- Launch a pilot program supported by state-run anchor institutions. One constant across Maryland is the presence of large anchor institutions that drive employment. In rural Garrett County in Western Maryland, Wicomico County on the Eastern Shore, or Baltimore City, a hospital is the largest employer. Maryland’s hospitals, colleges and universities, and major nonprofits serve as direct sources of employment across the state but they also benefit the economy by procuring from local businesses. In Cleveland, the city’s large anchor institutions created a partnership focused around local procurement, as well as local hiring, living and collaboration. Local procurement strategies are important, as anchor institutions by definition have a stable demand for goods and services. Keeping more purchases local creates a more stable base of economic support for local communities. In Cleveland, the Evergreen Cooperative Initiative is a partnership between these anchor institutions and worker-run cooperatives from the surrounding communities to meet the procurement needs. For example, a worker-run laundry employs 50 residents and provides services to hospitals in the area. A King-Siri administration will launch a pilot program to bring this successful method for community wealth building to Maryland starting in Baltimore City. This pilot program will draw upon both public and private anchor institutions, target aid to businesses in some of Baltimore City’s most distressed communities, and provide support for worker collectives in the City. The program will be evaluated with a focus on identifying ways to expand the program to other areas of the state, methods to increase private-sector participation, other ways to leverage state purchasing power to support local businesses, and means to strengthen worker-owned businesses/worker cooperatives. Maryland ranks at the top in many economic indicators, however we need to take steps that allow the success to be spread across the state, from Western Maryland to the Eastern Shore.
Conduct a comprehensive review of Maryland’s existing financial incentive programs and eliminate or reform programs that are not effective, while redefining what we consider an “incentive.” Maryland has a number of incentive programs designed to attract and retain businesses. While well-designed incentive programs can provide critical support to emerging industry clusters, too often these programs are ill-designed and serve as a poor use of taxpayer dollars.
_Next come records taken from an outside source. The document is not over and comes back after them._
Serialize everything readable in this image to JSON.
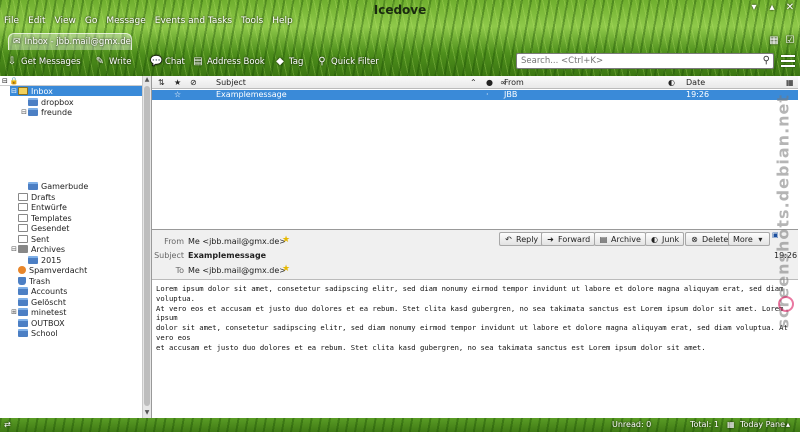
{
  "window": {
    "title": "Icedove"
  },
  "menu": [
    "File",
    "Edit",
    "View",
    "Go",
    "Message",
    "Events and Tasks",
    "Tools",
    "Help"
  ],
  "tab": {
    "label": "Inbox - jbb.mail@gmx.de"
  },
  "toolbar": {
    "get_messages": "Get Messages",
    "write": "Write",
    "chat": "Chat",
    "address_book": "Address Book",
    "tag": "Tag",
    "quick_filter": "Quick Filter",
    "search_placeholder": "Search... <Ctrl+K>"
  },
  "folders": [
    {
      "label": "Inbox",
      "selected": true
    },
    {
      "label": "dropbox"
    },
    {
      "label": "freunde"
    },
    {
      "label": "Gamerbude"
    },
    {
      "label": "Drafts"
    },
    {
      "label": "Entwürfe"
    },
    {
      "label": "Templates"
    },
    {
      "label": "Gesendet"
    },
    {
      "label": "Sent"
    },
    {
      "label": "Archives"
    },
    {
      "label": "2015"
    },
    {
      "label": "Spamverdacht"
    },
    {
      "label": "Trash"
    },
    {
      "label": "Accounts"
    },
    {
      "label": "Gelöscht"
    },
    {
      "label": "minetest"
    },
    {
      "label": "OUTBOX"
    },
    {
      "label": "School"
    }
  ],
  "columns": {
    "subject": "Subject",
    "from": "From",
    "date": "Date"
  },
  "thread": {
    "subject": "Examplemessage",
    "from": "JBB",
    "date": "19:26"
  },
  "message": {
    "from_label": "From",
    "from": "Me <jbb.mail@gmx.de>",
    "subject_label": "Subject",
    "subject": "Examplemessage",
    "to_label": "To",
    "to": "Me <jbb.mail@gmx.de>",
    "time": "19:26",
    "actions": [
      "Reply",
      "Forward",
      "Archive",
      "Junk",
      "Delete",
      "More"
    ],
    "body_lines": [
      "Lorem ipsum dolor sit amet, consetetur sadipscing elitr, sed diam nonumy eirmod tempor invidunt ut labore et dolore magna aliquyam erat, sed diam voluptua.",
      "At vero eos et accusam et justo duo dolores et ea rebum. Stet clita kasd gubergren, no sea takimata sanctus est Lorem ipsum dolor sit amet. Lorem ipsum",
      "dolor sit amet, consetetur sadipscing elitr, sed diam nonumy eirmod tempor invidunt ut labore et dolore magna aliquyam erat, sed diam voluptua. At vero eos",
      "et accusam et justo duo dolores et ea rebum. Stet clita kasd gubergren, no sea takimata sanctus est Lorem ipsum dolor sit amet."
    ]
  },
  "status": {
    "unread": "Unread: 0",
    "total": "Total: 1",
    "today_pane": "Today Pane"
  },
  "watermark": "screenshots.debian.net",
  "colors": {
    "selection": "#3a8ad8",
    "grass": "#6fae2e"
  }
}
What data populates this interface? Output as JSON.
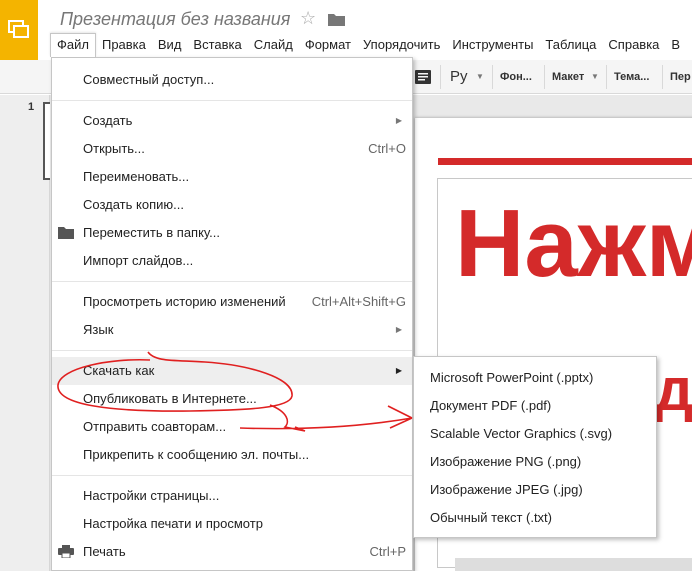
{
  "app": {
    "title": "Презентация без названия",
    "icons": {
      "logo": "slides-logo-icon",
      "star": "star-icon",
      "folder": "folder-icon"
    },
    "accent_color": "#f4b400"
  },
  "menubar": [
    {
      "label": "Файл",
      "active": true
    },
    {
      "label": "Правка"
    },
    {
      "label": "Вид"
    },
    {
      "label": "Вставка"
    },
    {
      "label": "Слайд"
    },
    {
      "label": "Формат"
    },
    {
      "label": "Упорядочить"
    },
    {
      "label": "Инструменты"
    },
    {
      "label": "Таблица"
    },
    {
      "label": "Справка"
    },
    {
      "label": "В"
    }
  ],
  "toolbar": {
    "language": "Ру",
    "background": "Фон...",
    "layout": "Макет",
    "theme": "Тема...",
    "transition": "Пер"
  },
  "filmstrip": {
    "slide_number": "1"
  },
  "slide": {
    "title_text": "Нажм",
    "body_text": "д",
    "accent_color": "#d42a2a"
  },
  "file_menu": {
    "items": [
      {
        "label": "Совместный доступ..."
      },
      {
        "label": "Создать",
        "submenu": true
      },
      {
        "label": "Открыть...",
        "shortcut": "Ctrl+O"
      },
      {
        "label": "Переименовать..."
      },
      {
        "label": "Создать копию..."
      },
      {
        "label": "Переместить в папку...",
        "icon": "folder-icon"
      },
      {
        "label": "Импорт слайдов..."
      },
      {
        "label": "Просмотреть историю изменений",
        "shortcut": "Ctrl+Alt+Shift+G"
      },
      {
        "label": "Язык",
        "submenu": true
      },
      {
        "label": "Скачать как",
        "submenu": true,
        "highlighted": true
      },
      {
        "label": "Опубликовать в Интернете..."
      },
      {
        "label": "Отправить соавторам..."
      },
      {
        "label": "Прикрепить к сообщению эл. почты..."
      },
      {
        "label": "Настройки страницы..."
      },
      {
        "label": "Настройка печати и просмотр"
      },
      {
        "label": "Печать",
        "shortcut": "Ctrl+P",
        "icon": "printer-icon"
      }
    ]
  },
  "download_submenu": {
    "items": [
      {
        "label": "Microsoft PowerPoint (.pptx)"
      },
      {
        "label": "Документ PDF (.pdf)"
      },
      {
        "label": "Scalable Vector Graphics (.svg)"
      },
      {
        "label": "Изображение PNG (.png)"
      },
      {
        "label": "Изображение JPEG (.jpg)"
      },
      {
        "label": "Обычный текст (.txt)"
      }
    ]
  },
  "annotation": {
    "color": "#e02020"
  }
}
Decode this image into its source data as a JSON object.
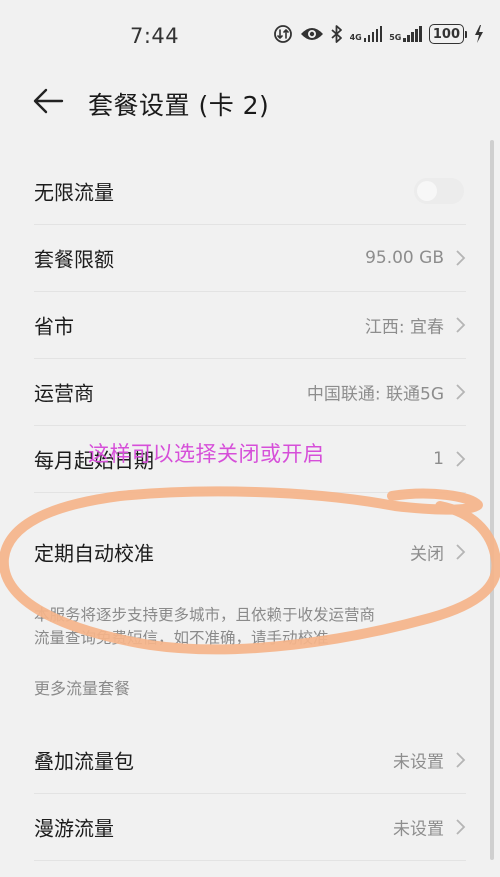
{
  "status_bar": {
    "time": "7:44",
    "signal1_label": "4G",
    "signal2_label": "5G",
    "battery": "100",
    "icons": [
      "data-saver-icon",
      "eye-icon",
      "bluetooth-icon",
      "signal-icon",
      "signal-icon",
      "battery-icon",
      "charging-icon"
    ]
  },
  "header": {
    "title": "套餐设置 (卡 2)",
    "back_icon": "arrow-left-icon"
  },
  "settings": {
    "unlimited": {
      "label": "无限流量",
      "enabled": false
    },
    "quota": {
      "label": "套餐限额",
      "value": "95.00 GB"
    },
    "province": {
      "label": "省市",
      "value": "江西: 宜春"
    },
    "carrier": {
      "label": "运营商",
      "value": "中国联通: 联通5G"
    },
    "start_date": {
      "label": "每月起始日期",
      "value": "1"
    },
    "auto_calibrate": {
      "label": "定期自动校准",
      "value": "关闭"
    }
  },
  "note": {
    "line1": "本服务将逐步支持更多城市，且依赖于收发运营商",
    "line2": "流量查询免费短信，如不准确，请手动校准"
  },
  "more_section": {
    "title": "更多流量套餐",
    "addon": {
      "label": "叠加流量包",
      "value": "未设置"
    },
    "roaming": {
      "label": "漫游流量",
      "value": "未设置"
    }
  },
  "annotation": {
    "text": "这样可以选择关闭或开启",
    "text_color": "#d64fd9",
    "stroke_color": "#f5b48a"
  }
}
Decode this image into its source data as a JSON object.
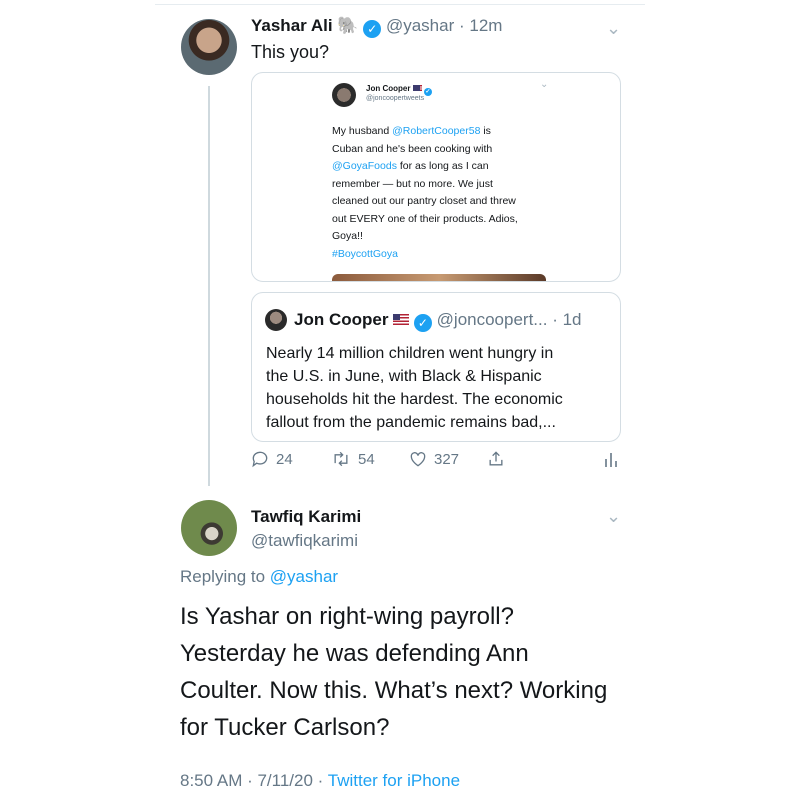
{
  "tweet": {
    "display_name": "Yashar Ali",
    "name_emoji": "🐘",
    "handle": "@yashar",
    "time": "12m",
    "text": "This you?",
    "screenshot": {
      "display_name": "Jon Cooper",
      "handle": "@joncoopertweets",
      "line1_mention": "@RobertCooper58",
      "line1_pre": "My husband ",
      "line1_post": " is",
      "line2": "Cuban and he's been cooking with",
      "line3_mention": "@GoyaFoods",
      "line3_post": " for as long as I can",
      "line4": "remember — but no more. We just",
      "line5": "cleaned out our pantry closet and threw",
      "line6": "out EVERY one of their products. Adios,",
      "line7": "Goya!!",
      "hashtag": "#BoycottGoya"
    },
    "quoted": {
      "display_name": "Jon Cooper",
      "handle": "@joncoopert...",
      "time": "· 1d",
      "line1": "Nearly 14 million children went hungry in",
      "line2": "the U.S. in June, with Black & Hispanic",
      "line3": "households hit the hardest. The economic",
      "line4": "fallout from the pandemic remains bad,..."
    },
    "actions": {
      "replies": "24",
      "retweets": "54",
      "likes": "327"
    }
  },
  "reply": {
    "display_name": "Tawfiq Karimi",
    "handle": "@tawfiqkarimi",
    "replying_prefix": "Replying to ",
    "replying_to": "@yashar",
    "line1": "Is Yashar on right-wing payroll?",
    "line2": "Yesterday he was defending Ann",
    "line3": "Coulter. Now this. What’s next? Working",
    "line4": "for Tucker Carlson?",
    "timestamp": "8:50 AM · 7/11/20 · ",
    "source": "Twitter for iPhone"
  },
  "colors": {
    "accent": "#1da1f2",
    "muted": "#657786",
    "border": "#d4dde3"
  }
}
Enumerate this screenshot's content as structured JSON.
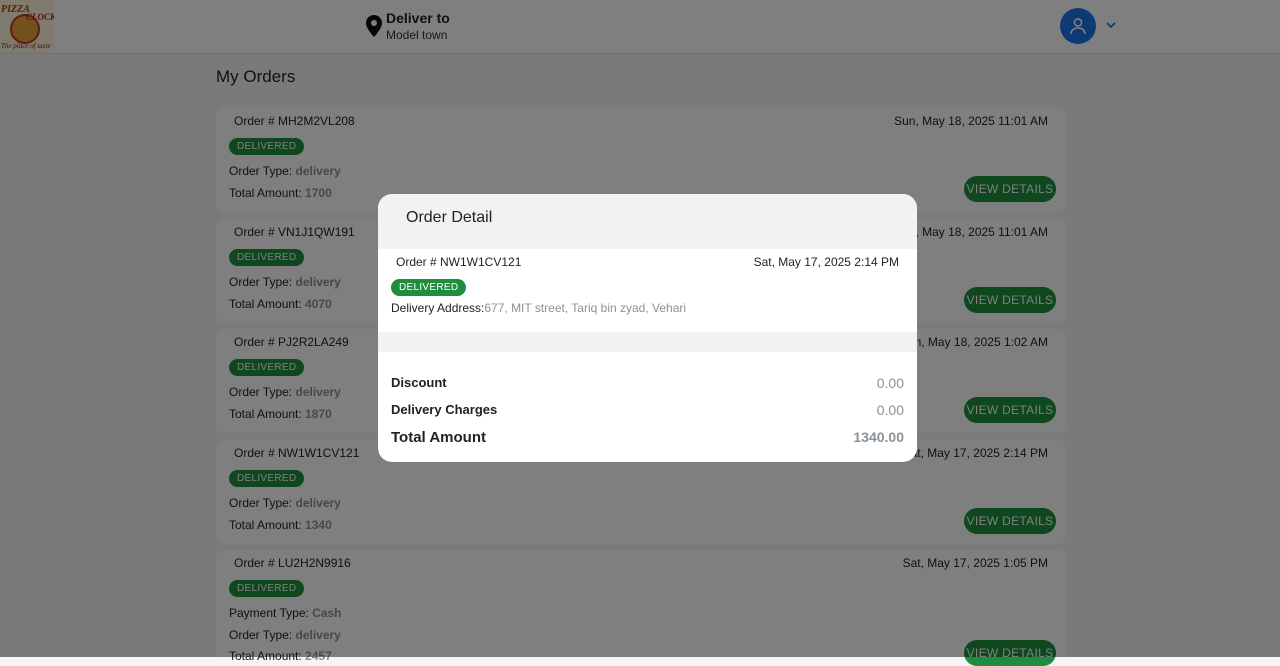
{
  "header": {
    "logo_text_1": "PIZZA",
    "logo_text_2": "CLOCK",
    "logo_tagline": "The place of taste",
    "deliver_to_label": "Deliver to",
    "deliver_to_location": "Model town"
  },
  "page": {
    "title": "My Orders"
  },
  "orders": [
    {
      "order_no": "Order # MH2M2VL208",
      "date": "Sun, May 18, 2025 11:01 AM",
      "status": "DELIVERED",
      "order_type_label": "Order Type: ",
      "order_type": "delivery",
      "total_label": "Total Amount: ",
      "total": "1700",
      "button": "VIEW DETAILS"
    },
    {
      "order_no": "Order # VN1J1QW191",
      "date": "Sun, May 18, 2025 11:01 AM",
      "status": "DELIVERED",
      "order_type_label": "Order Type: ",
      "order_type": "delivery",
      "total_label": "Total Amount: ",
      "total": "4070",
      "button": "VIEW DETAILS"
    },
    {
      "order_no": "Order # PJ2R2LA249",
      "date": "Sun, May 18, 2025 1:02 AM",
      "status": "DELIVERED",
      "order_type_label": "Order Type: ",
      "order_type": "delivery",
      "total_label": "Total Amount: ",
      "total": "1870",
      "button": "VIEW DETAILS"
    },
    {
      "order_no": "Order # NW1W1CV121",
      "date": "Sat, May 17, 2025 2:14 PM",
      "status": "DELIVERED",
      "order_type_label": "Order Type: ",
      "order_type": "delivery",
      "total_label": "Total Amount: ",
      "total": "1340",
      "button": "VIEW DETAILS"
    },
    {
      "order_no": "Order # LU2H2N9916",
      "date": "Sat, May 17, 2025 1:05 PM",
      "status": "DELIVERED",
      "payment_type_label": "Payment Type: ",
      "payment_type": "Cash",
      "order_type_label": "Order Type: ",
      "order_type": "delivery",
      "total_label": "Total Amount: ",
      "total": "2457",
      "button": "VIEW DETAILS"
    }
  ],
  "modal": {
    "title": "Order Detail",
    "order_no": "Order # NW1W1CV121",
    "date": "Sat, May 17, 2025 2:14 PM",
    "status": "DELIVERED",
    "address_label": "Delivery Address:",
    "address": "677, MIT street, Tariq bin zyad, Vehari",
    "discount_label": "Discount",
    "discount": "0.00",
    "delivery_charges_label": "Delivery Charges",
    "delivery_charges": "0.00",
    "total_label": "Total Amount",
    "total": "1340.00"
  },
  "colors": {
    "accent_green": "#1e8e3e",
    "avatar_blue": "#1a73e8",
    "muted_value": "#8a9299"
  },
  "icons": [
    "location-pin-icon",
    "user-icon",
    "chevron-down-icon"
  ]
}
For example, a recent review of the Research and Development Tax Credit found that companies received credits of as little as $1, far too little to affect meaningful job growth in the state. This finding prompted changes from the General Assembly to the tax credit and a King-Siri administration will continue this work by reviewing all existing incentives and identifying those that fail to provide a good return on taxpayer dollars. A King-Siri administration will eliminate or reform programs that aren’t working to ensure your dollars are used properly. Maryland has mostly small incentives, but its problem is not actually the number or size of incentives – it’s that they are not well-targeted to industries that create jobs or to industries that create high-paying jobs. Maryland’s incentives actually trend higher for low-wage businesses and lower for high-wage businesses. A King-Siri administration will look beyond what we consider traditional incentives and invest in providing customized services to firms instead of relying on cash and tax subsidies. Research indicates that job training through community colleges that is customized to meet firms’ needs may spur economic development anywhere from 5 to 10 times as much per dollar versus the average tax incentive.